Setting Where and when the story takes place: Time of day, place, season, time period, etc.
Characters The people or animals who take part in the action of a story novel or drama.
Foil A character who provides a striking contrast to another character. By using a foil, a writer can call attention to certain traits possessed by a main character or simply enhance a character by contrast.
Theme The message about life that the writer wishes to convey to the reader Examples: Love, friendship, change, human relationships, etc.
Dialogue The written conversation between two or more characters in either fiction or nonfiction.
Genre Categories in literature (fiction, nonfiction, science fiction, fantasy, mystery, poetry, etc.)
Hyperbole An extreme exaggeration (I’m so hungry I could eat a horse).
Irony A special kind of contrast between appearance and reality. Usually one in which reality is the opposite from what it seems or what one may expect. Example: A police station getting robbed.
Simile A figure of speech that makes a direct comparison between two unlikely objects using like or as. Example: My love is like a rose.
Metaphor A figure of speech that makes a direct comparison between two unlike objects. Example: My love is a rose.
Flashback Part of a story that interrupts the sequence of events to relate to an earlier conversation, scene, or event.
Foreshadowing The technique of hinting about something that has not yet happened
Personification The giving of human qualities to an object, animal, or idea.
Sensory Images Words and phrases that appeal to the five senses: sight, hearing, touch, taste, and smell.
Sequence The order of events in a literary work. The most common sequence is the order in which events occur in time.
Mood The overall feeling created by the author’s choice of words such as style, language, symbols, and imagery. Example: light and happy or dark and brooding.
Symbol A person, place, or object that stands for something beyond itself.
Imagery Imagery consists of words and phrases that appeal to the reader’s five senses. Writers use sensory details to help readers imagine how things look, feel, smell, sound, and taste.
Style Any of the ways an author uses language, such as word choice. Consider if the author uses slang, everyday language, punctuation, and the use of imagery and symbols.
Plot structure Plot is the chain or related events that happen in a story. A plot is built around a conflict, or struggle between opposing forces. Most plots include these stages of development:
Plot structure cont. The exposition, which gives background information about characters, conflict, and setting. The rising action, in which suspense builds because complications arise that make the conflict more difficult for the main characters to resolve. The climax, or turning point of the action, when the reader’s interest peaks. The falling action, or resolution, in which the conflict ends and loose ends are tied up.
Elements of Character Characterization- consists of all the techniques writers use to create characters (what they look like, act like, their conflict, how they resolve it, etc.). Character development- characters that grow or change during a story are said to undergo character development.
Elements of Character cont. Dynamic Character- A character that changes significantly throughout a story is called a dynamic character. Static Character- A character that changes very little or not at all during the story is said to be a static character.

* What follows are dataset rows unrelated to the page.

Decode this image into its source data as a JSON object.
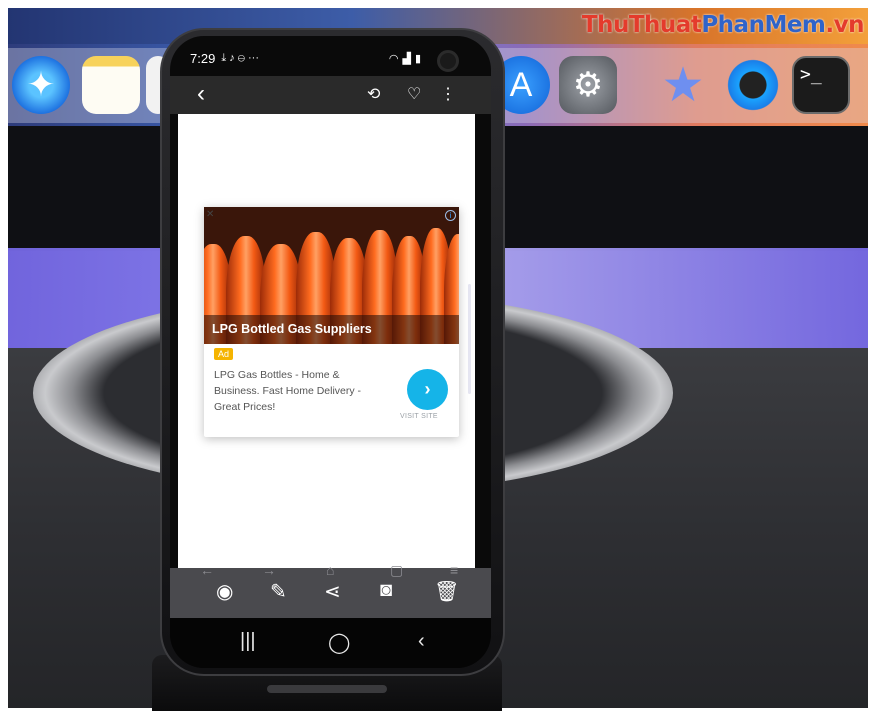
{
  "watermark": {
    "brand_a": "ThuThuat",
    "brand_b": "PhanMem",
    "suffix": ".vn"
  },
  "dock_icons": [
    "safari-icon",
    "notes-icon",
    "photos-icon",
    "app-store-icon",
    "system-preferences-icon",
    "imovie-icon",
    "quicktime-icon",
    "terminal-icon"
  ],
  "phone": {
    "status": {
      "time": "7:29",
      "indicators": "⤓ ♪ ⊖ ···",
      "right": "wifi signal battery"
    },
    "appbar": {
      "back": "‹",
      "actions": [
        "sync-icon",
        "favorite-icon",
        "more-icon"
      ]
    },
    "ad": {
      "title": "LPG Bottled Gas Suppliers",
      "badge": "Ad",
      "description": "LPG Gas Bottles - Home & Business. Fast Home Delivery - Great Prices!",
      "cta_label": "VISIT SITE",
      "cta_symbol": "›"
    },
    "toolbar": [
      "view-icon",
      "edit-icon",
      "share-icon",
      "instagram-icon",
      "delete-icon"
    ],
    "navbar": [
      "recent-apps-icon",
      "home-icon",
      "back-icon"
    ]
  },
  "colors": {
    "cta": "#15b4e8",
    "badge": "#f5b400",
    "watermark_red": "#e43b2c",
    "watermark_blue": "#2f63c9"
  }
}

Elements of Character cont. Protagonist- The central character or hero in a narrative or a drama, usually the one whom the audience tends to side with or identify. Antagonist- A force working against the protagonist, or main character. An antagonist can be another character, society, a force of nature, or even a force within the main character. Think of the antagonist as the villain of the story.
Conflicts in Plot Person vs. Person- Conflict between two or more people. Person vs. Self- An internal conflict, a problem she or he must deal with. Person vs. Nature- Conflict between a person and his or her environment, (animals, weather, etc.). Person vs. Society- Conflict between man and culture, society, others, etc.

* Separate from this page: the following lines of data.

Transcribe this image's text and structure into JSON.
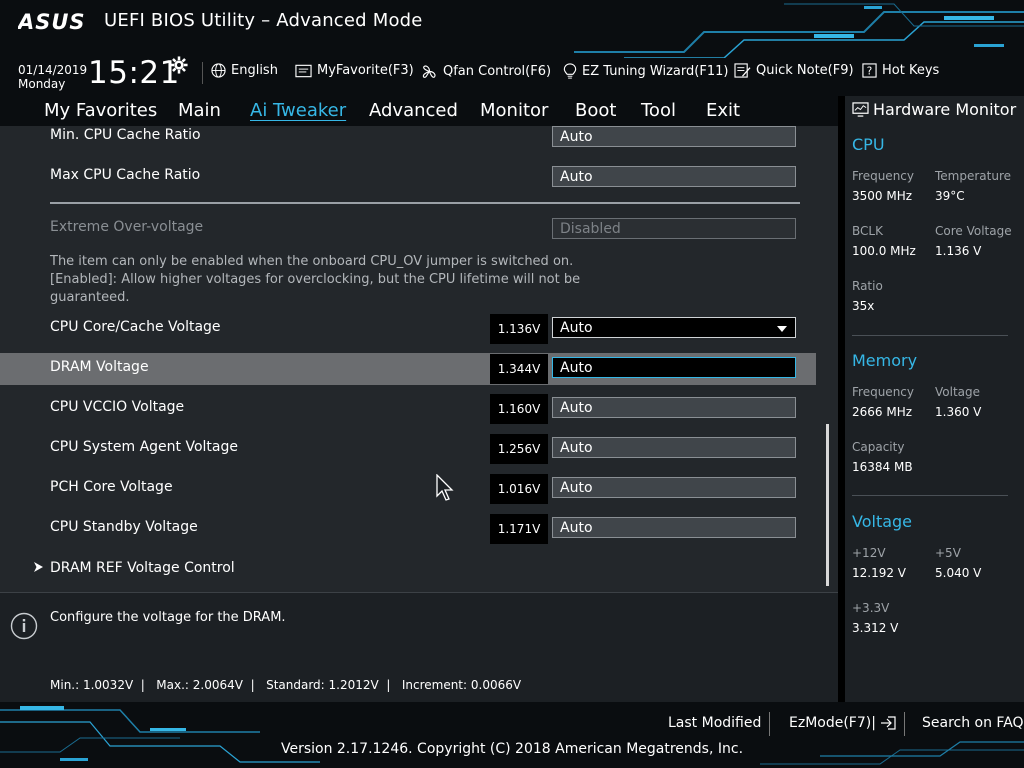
{
  "header": {
    "title": "UEFI BIOS Utility – Advanced Mode",
    "logo_text": "ASUS"
  },
  "toolbar": {
    "date": "01/14/2019",
    "day": "Monday",
    "time": "15:21",
    "language": "English",
    "myfavorite": "MyFavorite(F3)",
    "qfan": "Qfan Control(F6)",
    "ez_tuning": "EZ Tuning Wizard(F11)",
    "quick_note": "Quick Note(F9)",
    "hot_keys": "Hot Keys"
  },
  "tabs": [
    {
      "label": "My Favorites",
      "active": false
    },
    {
      "label": "Main",
      "active": false
    },
    {
      "label": "Ai Tweaker",
      "active": true
    },
    {
      "label": "Advanced",
      "active": false
    },
    {
      "label": "Monitor",
      "active": false
    },
    {
      "label": "Boot",
      "active": false
    },
    {
      "label": "Tool",
      "active": false
    },
    {
      "label": "Exit",
      "active": false
    }
  ],
  "settings": {
    "min_cpu_cache_ratio": {
      "label": "Min. CPU Cache Ratio",
      "value": "Auto"
    },
    "max_cpu_cache_ratio": {
      "label": "Max CPU Cache Ratio",
      "value": "Auto"
    },
    "extreme_overvoltage": {
      "label": "Extreme Over-voltage",
      "value": "Disabled"
    },
    "help_lines": [
      "The item can only be enabled when the onboard CPU_OV jumper is switched on.",
      "[Enabled]: Allow higher voltages for overclocking, but the CPU lifetime will not be",
      "guaranteed."
    ],
    "cpu_core_cache_voltage": {
      "label": "CPU Core/Cache Voltage",
      "reading": "1.136V",
      "value": "Auto"
    },
    "dram_voltage": {
      "label": "DRAM Voltage",
      "reading": "1.344V",
      "value": "Auto"
    },
    "cpu_vccio_voltage": {
      "label": "CPU VCCIO Voltage",
      "reading": "1.160V",
      "value": "Auto"
    },
    "cpu_system_agent_voltage": {
      "label": "CPU System Agent Voltage",
      "reading": "1.256V",
      "value": "Auto"
    },
    "pch_core_voltage": {
      "label": "PCH Core Voltage",
      "reading": "1.016V",
      "value": "Auto"
    },
    "cpu_standby_voltage": {
      "label": "CPU Standby Voltage",
      "reading": "1.171V",
      "value": "Auto"
    },
    "dram_ref_voltage_control": {
      "label": "DRAM REF Voltage Control"
    }
  },
  "info": {
    "description": "Configure the voltage for the DRAM.",
    "range": "Min.: 1.0032V  |   Max.: 2.0064V  |   Standard: 1.2012V  |   Increment: 0.0066V"
  },
  "hardware_monitor": {
    "title": "Hardware Monitor",
    "cpu": {
      "heading": "CPU",
      "frequency_label": "Frequency",
      "frequency": "3500 MHz",
      "temperature_label": "Temperature",
      "temperature": "39°C",
      "bclk_label": "BCLK",
      "bclk": "100.0 MHz",
      "core_voltage_label": "Core Voltage",
      "core_voltage": "1.136 V",
      "ratio_label": "Ratio",
      "ratio": "35x"
    },
    "memory": {
      "heading": "Memory",
      "frequency_label": "Frequency",
      "frequency": "2666 MHz",
      "voltage_label": "Voltage",
      "voltage": "1.360 V",
      "capacity_label": "Capacity",
      "capacity": "16384 MB"
    },
    "voltage": {
      "heading": "Voltage",
      "v12_label": "+12V",
      "v12": "12.192 V",
      "v5_label": "+5V",
      "v5": "5.040 V",
      "v33_label": "+3.3V",
      "v33": "3.312 V"
    }
  },
  "footer": {
    "last_modified": "Last Modified",
    "ezmode": "EzMode(F7)|",
    "search_faq": "Search on FAQ",
    "copyright": "Version 2.17.1246. Copyright (C) 2018 American Megatrends, Inc."
  },
  "colors": {
    "accent": "#36b7e6",
    "panel": "#23272b",
    "highlight_row": "#6b6d70"
  }
}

Points of View Review… 1 st person- The narrator is a character in the story and uses pronouns such as I, me, us, we, etc. 3 rd person- The narrator is NOT a character in the story and uses pronouns such as he, she, they, etc. Omniscient- All knowing. The narrator knows what is going on in the minds of all the other characters.

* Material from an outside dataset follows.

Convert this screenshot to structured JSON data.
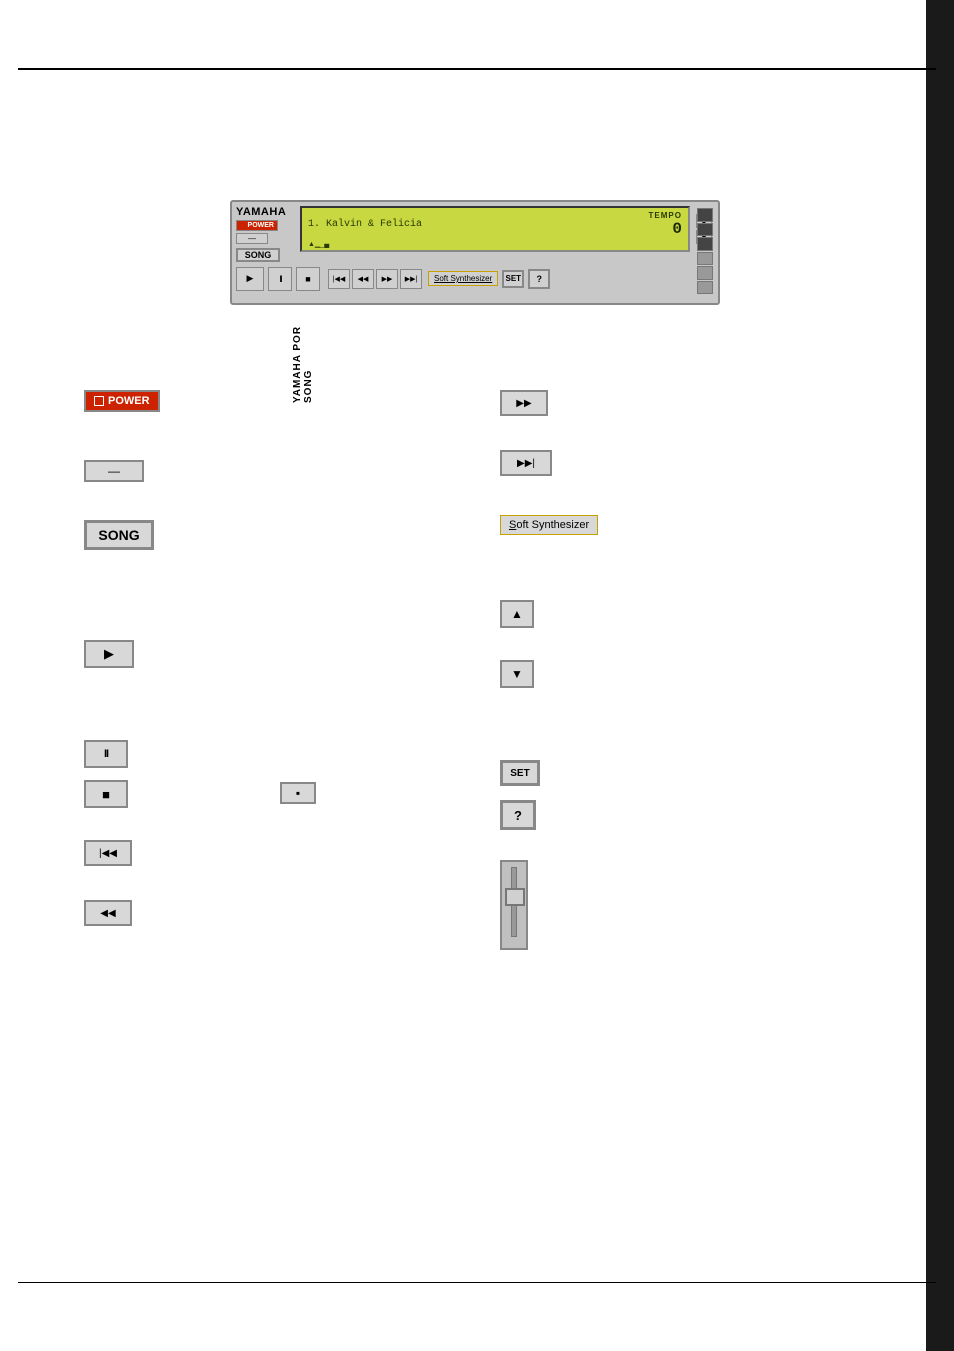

Lets see what you know! If someone went hungry in a grocery store… what would that be an example of?